§ DATASET EXTRACT:
Segment Open
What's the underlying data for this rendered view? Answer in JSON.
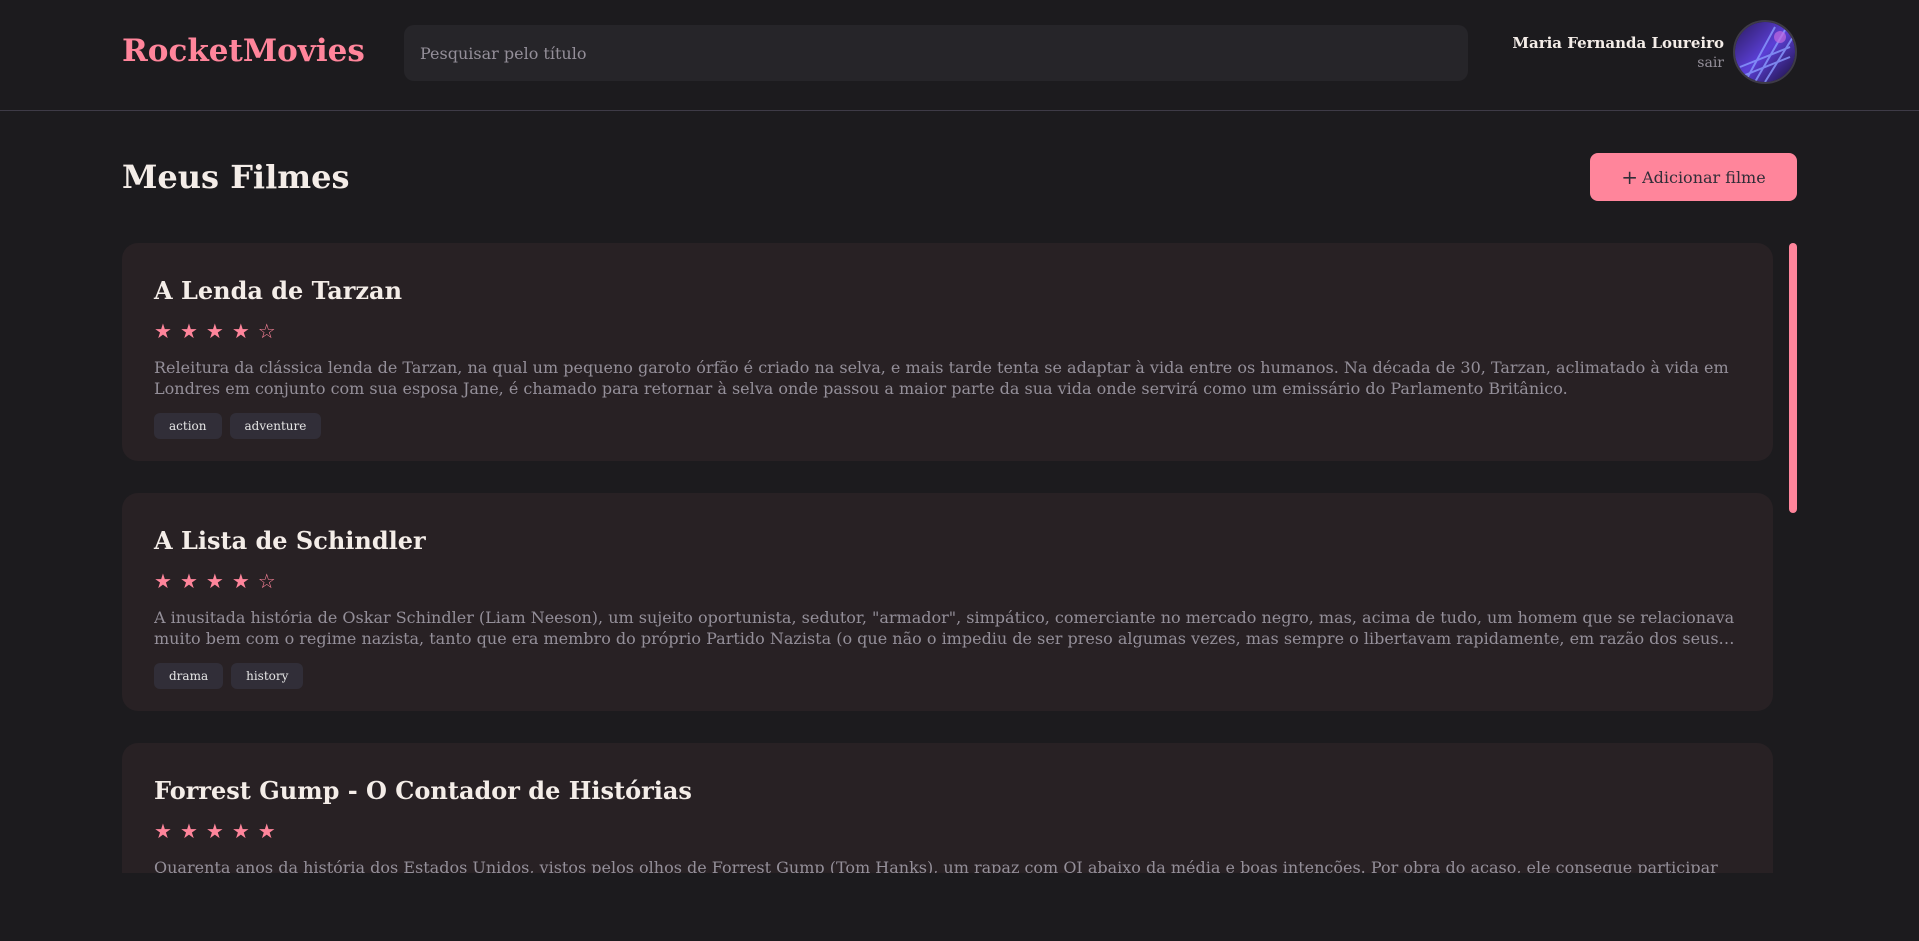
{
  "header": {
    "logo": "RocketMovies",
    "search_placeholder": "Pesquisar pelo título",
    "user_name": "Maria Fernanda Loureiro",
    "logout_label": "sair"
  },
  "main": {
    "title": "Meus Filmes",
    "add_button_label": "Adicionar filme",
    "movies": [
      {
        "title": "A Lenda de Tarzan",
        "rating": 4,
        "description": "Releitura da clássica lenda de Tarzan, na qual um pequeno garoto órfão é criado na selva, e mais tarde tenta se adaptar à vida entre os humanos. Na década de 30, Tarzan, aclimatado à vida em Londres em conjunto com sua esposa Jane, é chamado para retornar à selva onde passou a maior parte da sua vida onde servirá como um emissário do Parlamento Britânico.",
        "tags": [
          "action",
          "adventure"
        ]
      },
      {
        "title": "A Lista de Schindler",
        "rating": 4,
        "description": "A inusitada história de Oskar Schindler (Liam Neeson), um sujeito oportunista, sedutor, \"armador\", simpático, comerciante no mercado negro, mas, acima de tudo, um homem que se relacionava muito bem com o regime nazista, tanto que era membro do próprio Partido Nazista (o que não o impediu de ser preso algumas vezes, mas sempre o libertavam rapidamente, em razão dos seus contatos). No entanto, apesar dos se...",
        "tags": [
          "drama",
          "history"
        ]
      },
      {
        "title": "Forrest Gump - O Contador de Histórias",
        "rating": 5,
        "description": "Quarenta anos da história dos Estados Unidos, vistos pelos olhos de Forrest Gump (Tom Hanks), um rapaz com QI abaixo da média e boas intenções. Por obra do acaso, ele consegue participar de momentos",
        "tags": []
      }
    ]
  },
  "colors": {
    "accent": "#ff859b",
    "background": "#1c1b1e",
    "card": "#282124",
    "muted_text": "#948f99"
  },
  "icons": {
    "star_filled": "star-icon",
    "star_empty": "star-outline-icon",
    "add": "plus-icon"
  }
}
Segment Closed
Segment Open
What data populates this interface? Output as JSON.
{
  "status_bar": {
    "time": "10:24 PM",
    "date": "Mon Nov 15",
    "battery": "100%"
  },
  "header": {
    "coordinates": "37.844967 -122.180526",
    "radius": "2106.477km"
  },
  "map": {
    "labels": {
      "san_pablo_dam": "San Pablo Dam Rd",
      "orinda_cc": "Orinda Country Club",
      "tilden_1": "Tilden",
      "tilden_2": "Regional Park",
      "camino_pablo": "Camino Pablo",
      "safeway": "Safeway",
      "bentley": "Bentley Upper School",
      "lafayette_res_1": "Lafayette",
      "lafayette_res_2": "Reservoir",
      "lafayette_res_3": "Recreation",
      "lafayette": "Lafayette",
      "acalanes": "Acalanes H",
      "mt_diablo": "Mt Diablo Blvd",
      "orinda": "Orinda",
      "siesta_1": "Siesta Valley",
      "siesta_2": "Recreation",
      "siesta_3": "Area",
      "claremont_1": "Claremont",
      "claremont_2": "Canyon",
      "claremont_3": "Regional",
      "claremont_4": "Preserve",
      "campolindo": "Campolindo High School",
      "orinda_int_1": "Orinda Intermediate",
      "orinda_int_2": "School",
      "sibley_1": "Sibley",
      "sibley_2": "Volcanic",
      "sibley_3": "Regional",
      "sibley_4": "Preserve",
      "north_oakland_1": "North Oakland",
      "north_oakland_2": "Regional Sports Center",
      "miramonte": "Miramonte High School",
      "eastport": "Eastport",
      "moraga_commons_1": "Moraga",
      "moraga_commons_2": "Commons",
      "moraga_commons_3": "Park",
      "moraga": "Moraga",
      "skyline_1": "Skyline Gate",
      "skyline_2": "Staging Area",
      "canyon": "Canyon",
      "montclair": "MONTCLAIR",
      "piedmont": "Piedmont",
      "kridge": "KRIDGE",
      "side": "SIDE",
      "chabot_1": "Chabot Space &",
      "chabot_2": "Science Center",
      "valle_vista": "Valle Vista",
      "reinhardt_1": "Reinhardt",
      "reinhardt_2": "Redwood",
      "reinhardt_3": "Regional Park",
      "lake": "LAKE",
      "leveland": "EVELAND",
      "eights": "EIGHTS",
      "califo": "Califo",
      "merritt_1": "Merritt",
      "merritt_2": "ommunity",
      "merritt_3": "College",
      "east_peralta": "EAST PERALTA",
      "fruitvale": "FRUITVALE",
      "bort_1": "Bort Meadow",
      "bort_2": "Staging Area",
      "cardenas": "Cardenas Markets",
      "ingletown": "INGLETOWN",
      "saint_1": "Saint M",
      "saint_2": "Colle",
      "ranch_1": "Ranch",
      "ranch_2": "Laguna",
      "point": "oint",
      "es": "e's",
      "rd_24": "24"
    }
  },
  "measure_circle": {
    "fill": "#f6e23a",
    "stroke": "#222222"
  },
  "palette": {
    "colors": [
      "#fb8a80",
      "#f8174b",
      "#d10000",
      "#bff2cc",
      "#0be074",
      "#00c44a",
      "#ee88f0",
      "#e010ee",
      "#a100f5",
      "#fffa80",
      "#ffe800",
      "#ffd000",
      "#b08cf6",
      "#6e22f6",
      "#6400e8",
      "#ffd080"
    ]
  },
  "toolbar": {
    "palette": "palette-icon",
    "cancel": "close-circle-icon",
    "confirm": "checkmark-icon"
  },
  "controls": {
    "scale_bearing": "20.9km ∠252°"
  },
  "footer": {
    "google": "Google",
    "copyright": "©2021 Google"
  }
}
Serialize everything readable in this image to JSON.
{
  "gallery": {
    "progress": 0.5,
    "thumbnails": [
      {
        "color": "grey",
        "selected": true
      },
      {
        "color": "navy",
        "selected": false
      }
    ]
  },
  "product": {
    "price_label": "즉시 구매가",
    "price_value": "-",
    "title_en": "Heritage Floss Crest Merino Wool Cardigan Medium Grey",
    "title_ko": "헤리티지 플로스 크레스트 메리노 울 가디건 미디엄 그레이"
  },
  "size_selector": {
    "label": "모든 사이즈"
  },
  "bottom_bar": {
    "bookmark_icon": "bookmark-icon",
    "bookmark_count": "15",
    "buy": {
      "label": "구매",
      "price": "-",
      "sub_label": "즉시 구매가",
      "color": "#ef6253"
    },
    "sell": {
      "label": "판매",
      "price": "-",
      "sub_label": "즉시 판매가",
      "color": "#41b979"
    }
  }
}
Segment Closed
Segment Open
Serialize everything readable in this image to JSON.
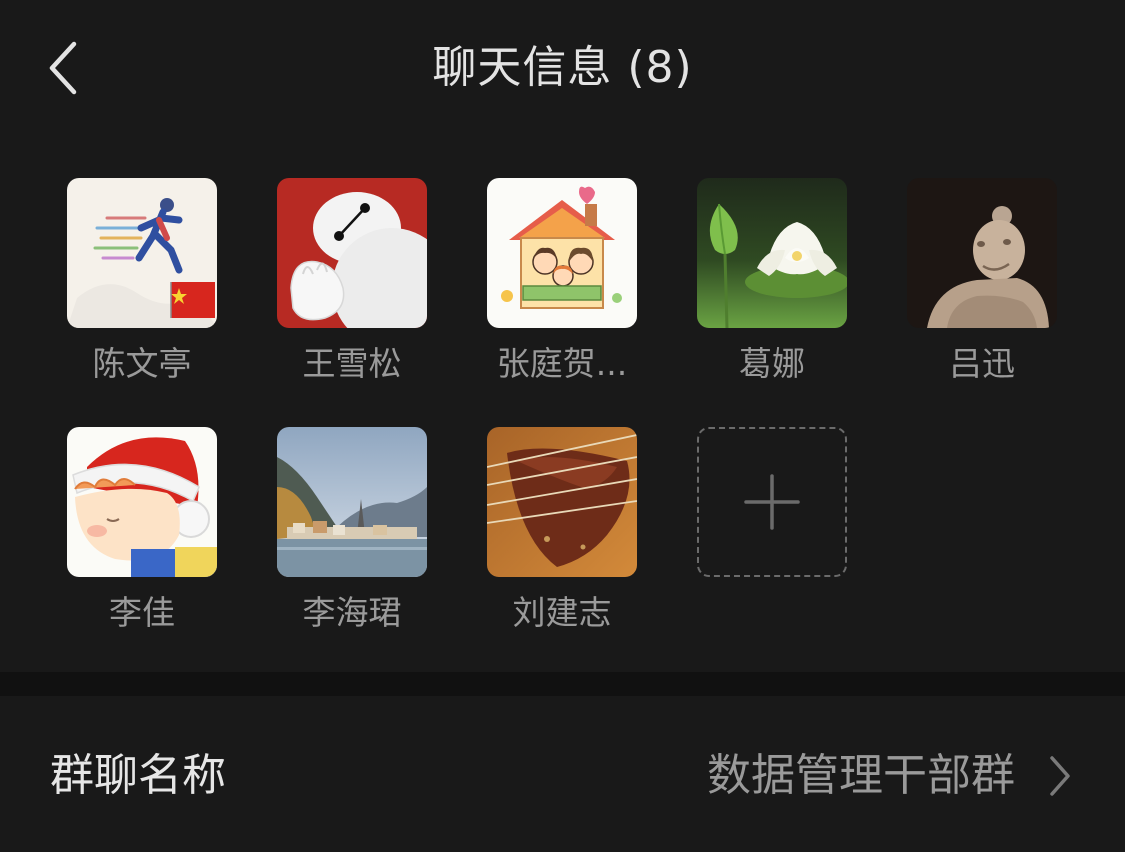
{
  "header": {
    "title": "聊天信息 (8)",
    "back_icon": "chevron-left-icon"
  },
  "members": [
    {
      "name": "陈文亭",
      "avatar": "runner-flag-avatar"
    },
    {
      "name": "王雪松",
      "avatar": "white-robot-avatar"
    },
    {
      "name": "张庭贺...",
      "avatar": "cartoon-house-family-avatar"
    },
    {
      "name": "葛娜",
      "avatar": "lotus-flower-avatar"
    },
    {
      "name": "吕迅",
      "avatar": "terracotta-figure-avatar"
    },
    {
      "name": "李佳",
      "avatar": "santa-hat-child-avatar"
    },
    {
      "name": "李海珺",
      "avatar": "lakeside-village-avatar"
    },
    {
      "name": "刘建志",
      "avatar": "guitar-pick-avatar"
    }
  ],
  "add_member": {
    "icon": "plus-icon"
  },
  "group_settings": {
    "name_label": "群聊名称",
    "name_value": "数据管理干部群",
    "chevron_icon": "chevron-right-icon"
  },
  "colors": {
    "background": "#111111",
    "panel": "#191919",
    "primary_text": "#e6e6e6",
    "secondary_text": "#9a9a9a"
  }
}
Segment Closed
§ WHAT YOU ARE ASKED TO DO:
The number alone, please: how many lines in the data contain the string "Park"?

§ RESPONSE:
3